> What the task asks: If a line in the records below contains the word "black", copy it.

> Entries from a dataset of interfaces:

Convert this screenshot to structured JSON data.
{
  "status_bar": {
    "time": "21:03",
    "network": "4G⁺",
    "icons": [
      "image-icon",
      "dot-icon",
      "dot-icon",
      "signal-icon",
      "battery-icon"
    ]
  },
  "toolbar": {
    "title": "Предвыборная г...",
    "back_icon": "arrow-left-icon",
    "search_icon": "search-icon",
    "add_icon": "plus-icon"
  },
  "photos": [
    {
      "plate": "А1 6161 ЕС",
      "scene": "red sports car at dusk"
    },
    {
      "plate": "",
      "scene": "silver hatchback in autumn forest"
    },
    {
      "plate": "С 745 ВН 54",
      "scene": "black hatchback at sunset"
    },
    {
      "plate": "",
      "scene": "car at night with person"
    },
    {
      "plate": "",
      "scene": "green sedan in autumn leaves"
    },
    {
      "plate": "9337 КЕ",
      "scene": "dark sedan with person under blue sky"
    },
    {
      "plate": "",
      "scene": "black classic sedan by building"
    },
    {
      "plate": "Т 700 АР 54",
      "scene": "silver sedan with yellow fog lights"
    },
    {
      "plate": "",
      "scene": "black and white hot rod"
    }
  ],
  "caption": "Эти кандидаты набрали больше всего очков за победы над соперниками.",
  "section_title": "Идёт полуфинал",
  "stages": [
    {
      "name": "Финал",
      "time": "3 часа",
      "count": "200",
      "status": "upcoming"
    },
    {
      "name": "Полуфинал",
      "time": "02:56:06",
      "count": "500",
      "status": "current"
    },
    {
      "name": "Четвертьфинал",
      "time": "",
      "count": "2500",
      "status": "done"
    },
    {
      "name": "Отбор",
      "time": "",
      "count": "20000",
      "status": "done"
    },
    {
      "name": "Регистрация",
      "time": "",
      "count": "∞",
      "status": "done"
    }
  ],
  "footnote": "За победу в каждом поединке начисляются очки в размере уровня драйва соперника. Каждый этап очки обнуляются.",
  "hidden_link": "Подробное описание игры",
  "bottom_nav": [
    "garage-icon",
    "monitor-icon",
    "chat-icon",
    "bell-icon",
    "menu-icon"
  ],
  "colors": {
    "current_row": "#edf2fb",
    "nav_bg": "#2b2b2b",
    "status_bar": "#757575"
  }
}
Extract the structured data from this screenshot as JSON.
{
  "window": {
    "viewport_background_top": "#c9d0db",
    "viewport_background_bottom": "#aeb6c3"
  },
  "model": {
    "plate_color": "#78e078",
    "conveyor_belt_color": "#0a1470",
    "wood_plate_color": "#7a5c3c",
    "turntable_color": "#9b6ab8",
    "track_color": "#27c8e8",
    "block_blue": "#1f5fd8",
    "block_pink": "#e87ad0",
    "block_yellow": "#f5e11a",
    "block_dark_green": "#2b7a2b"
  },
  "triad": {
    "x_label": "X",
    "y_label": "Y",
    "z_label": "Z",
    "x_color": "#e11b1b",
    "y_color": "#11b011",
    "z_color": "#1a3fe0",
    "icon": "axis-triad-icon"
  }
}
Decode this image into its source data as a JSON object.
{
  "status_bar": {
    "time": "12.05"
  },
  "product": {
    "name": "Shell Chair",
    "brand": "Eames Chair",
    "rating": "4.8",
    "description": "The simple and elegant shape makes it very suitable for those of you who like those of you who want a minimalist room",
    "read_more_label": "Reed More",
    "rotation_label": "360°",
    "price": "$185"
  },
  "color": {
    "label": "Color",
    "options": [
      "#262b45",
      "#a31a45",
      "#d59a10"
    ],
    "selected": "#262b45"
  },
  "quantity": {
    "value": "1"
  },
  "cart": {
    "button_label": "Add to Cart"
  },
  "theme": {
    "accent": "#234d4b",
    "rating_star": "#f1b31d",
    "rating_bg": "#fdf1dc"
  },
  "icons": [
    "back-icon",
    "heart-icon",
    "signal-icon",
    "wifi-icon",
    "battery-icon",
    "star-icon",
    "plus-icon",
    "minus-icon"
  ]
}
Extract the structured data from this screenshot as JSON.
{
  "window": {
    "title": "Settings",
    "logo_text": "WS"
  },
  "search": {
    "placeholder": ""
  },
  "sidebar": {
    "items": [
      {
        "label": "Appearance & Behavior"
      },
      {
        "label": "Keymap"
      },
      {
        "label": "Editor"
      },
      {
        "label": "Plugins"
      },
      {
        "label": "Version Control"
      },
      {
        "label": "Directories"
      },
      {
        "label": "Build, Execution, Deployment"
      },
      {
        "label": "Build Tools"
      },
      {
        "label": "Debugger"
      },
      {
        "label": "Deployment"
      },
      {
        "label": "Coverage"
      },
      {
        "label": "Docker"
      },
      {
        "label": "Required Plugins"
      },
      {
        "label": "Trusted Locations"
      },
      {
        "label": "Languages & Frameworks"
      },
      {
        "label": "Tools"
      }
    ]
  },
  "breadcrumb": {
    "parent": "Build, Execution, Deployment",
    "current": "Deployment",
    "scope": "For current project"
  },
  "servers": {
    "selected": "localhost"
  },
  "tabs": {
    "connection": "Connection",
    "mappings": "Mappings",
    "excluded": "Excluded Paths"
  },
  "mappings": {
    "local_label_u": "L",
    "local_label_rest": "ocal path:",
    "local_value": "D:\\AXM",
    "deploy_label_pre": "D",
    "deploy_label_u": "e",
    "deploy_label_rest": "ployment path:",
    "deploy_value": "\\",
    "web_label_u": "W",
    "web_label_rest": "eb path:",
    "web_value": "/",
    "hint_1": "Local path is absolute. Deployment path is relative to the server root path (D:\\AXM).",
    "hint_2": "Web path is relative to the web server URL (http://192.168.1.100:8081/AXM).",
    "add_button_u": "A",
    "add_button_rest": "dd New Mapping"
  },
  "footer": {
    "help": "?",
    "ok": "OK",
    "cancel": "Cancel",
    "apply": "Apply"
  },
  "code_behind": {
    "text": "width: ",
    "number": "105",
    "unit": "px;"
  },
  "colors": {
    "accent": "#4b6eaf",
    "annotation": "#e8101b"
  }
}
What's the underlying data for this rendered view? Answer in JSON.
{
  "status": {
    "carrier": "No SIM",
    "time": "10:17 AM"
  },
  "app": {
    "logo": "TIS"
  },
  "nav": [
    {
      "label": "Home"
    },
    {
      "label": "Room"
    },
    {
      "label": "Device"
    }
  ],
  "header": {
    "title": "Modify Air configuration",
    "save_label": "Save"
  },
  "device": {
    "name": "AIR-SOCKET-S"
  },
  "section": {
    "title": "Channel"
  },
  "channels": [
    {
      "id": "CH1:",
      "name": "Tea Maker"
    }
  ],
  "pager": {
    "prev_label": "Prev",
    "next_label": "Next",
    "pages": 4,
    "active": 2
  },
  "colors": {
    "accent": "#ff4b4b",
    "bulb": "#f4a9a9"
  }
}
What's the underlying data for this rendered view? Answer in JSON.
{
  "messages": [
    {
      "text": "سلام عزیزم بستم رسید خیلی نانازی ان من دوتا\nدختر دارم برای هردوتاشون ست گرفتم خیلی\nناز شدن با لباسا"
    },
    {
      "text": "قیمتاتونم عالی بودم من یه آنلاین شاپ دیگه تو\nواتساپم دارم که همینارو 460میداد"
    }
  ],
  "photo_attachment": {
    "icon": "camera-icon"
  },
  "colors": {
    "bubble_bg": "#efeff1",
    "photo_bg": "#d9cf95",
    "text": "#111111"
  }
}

> Written solution:
      "scene": "black hatchback at sunset"
      "scene": "black classic sedan by building"
      "scene": "black and white hot rod"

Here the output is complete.